Previous examples, such as personal computers, digital cameras and automobiles, grew slowly, then suddenly disrupted an established category and its incumbent brands.

Skype looks particularly pernicious because the internet allows disruptive technologies to both evolve their services and acquire new users at quantum speeds. It is also threatening one of the slowest, least customer-focused businesses in the history of marketing: telecommunications. The idea of a lumbering BT taking on a nimble Skype brings new perspective to the David versus Goliath scenario.

Consider the four Ps of Skype and you begin to grasp its potential. Product: its integration into existing software packages and constant evolution means it is already superior to traditional fixed- and mobile phone lines.

Place: it is available globally via a download that takes less than two minutes. Price: it is free, regardless of where you are calling. Promotion: no doubt you'll be getting an email from your equivalent of Simon in the next week or so.


- Skype is a free software download that allows users to make voice calls over the internet. Calls to other Skype users are free.

- Most Skype users live in Europe or Asia; less than one-eighth live in the US and Canada.

- The software can be used on equip-ment running Windows, Mac OS X, Linux and Pocket PC software, and calls are highly secure because of the system's end-to-end encryption.

- The system's SkypeOut facility allows users to call people on fixed-line or mobile phones. The charges for these calls are calculated on the basis of the recipient's location, not where they are being called from. The SkypeOut Global rate, which applies to the most popular call destinations, is equivalent to about 1p a minute.

- SkypeIn provides users with a regular number; Skype also has a voicemail facility and allows users to forward calls to traditional phones.


Before commenting please read our rules for commenting on articles.

If you see a comment you find offensive, you can flag it as inappropriate. In the top right-hand corner of an individual comment, you will see 'flag as inappropriate'. Clicking this prompts us to review the comment. For further information see our rules for commenting on articles.

comments powered by Disqus
Brand Republic Jobs

subscribe now

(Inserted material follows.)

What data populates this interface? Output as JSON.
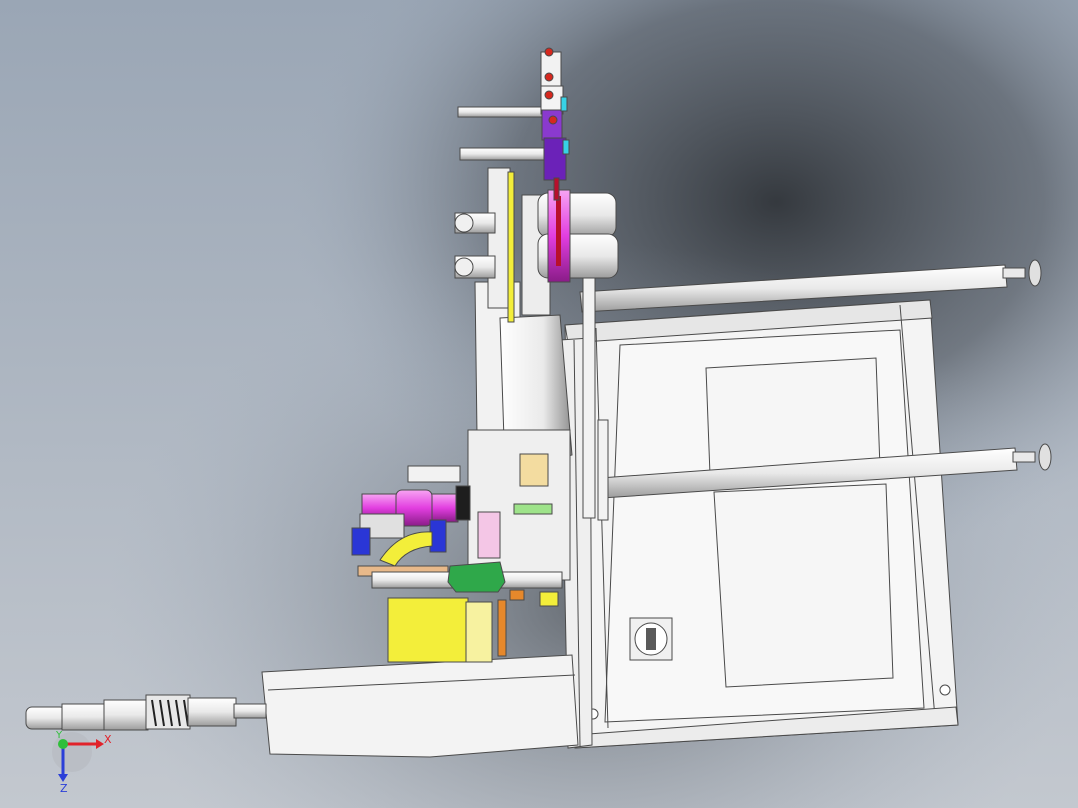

Waitrose boosts content strategy with 'Weekend Kitchen with Waitrose' C4 tie-up
Hottest virals: Cute puppies star in Pedigree ad, plus Idris Elba and Fruyo
Amnesty International burns candles to illuminate new hope
Toyota achieves the impossible by calming angry Roman drivers
Tom of Finland's 'homoerotic' drawings made into stamps
YouTube reveals user habits to appeal to 'older' marketers
Ex-M&S marketing chief Steven Sharp consulting at WPP
Wolff Olins reveals new CEO after Apple poaches Karl Heiselman
Glasgow offers £30,000 prize to best digital idea for 2014 Commonwealth Games
Google's revenues surge but shares drop as it grapples with transition to mobile
Facebook beats Twitter to most 'marketing friendly' social media site crown, says DMA
Fableists believe children like Finn should be outdoors enjoying life
Homebase, Baileys and Camelot join the line-up at Media360
MasterCard renews Rugby World Cup sponsorship to push cashless message
Lynx unleashes £9m 'Peace invasion' campaign
Social Brands 100 Youth: Pizza Hut most social youth brand in UK
Cheryl Cole is wild and arresting in new L'Oreal work
Morrisons told not to show alcohol ads during YouTube nursery rhymes
O2 head of brand Shadi Halliwell departs after 23 years at company in restructure
Tesco hit by further sales decline as it turns to digital Clubcard and social network
Branding guru Wally Olins dies aged 83
Duracell short film captures epic Transatlantic voyage
Ash runs Tinder experiment to show smokers are less desirable to opposite sex
British Airways teams up with Gerry Cottle Jnr for summer of rooftop film screenings
Arklu says 'girls can be superheroes too' with doll design competition
Coke enters squash market with Oasis Mighty Drops
Virgin Galactic signs up Land Rover as space flight sponsor
Motorola marketer Andrew Morley departs as Google gears up for sale to Lenovo
US Airways apologises after tweeting obscene image at a customer
Mumsnet admits users' emails and passwords accessed via Heartbleed bug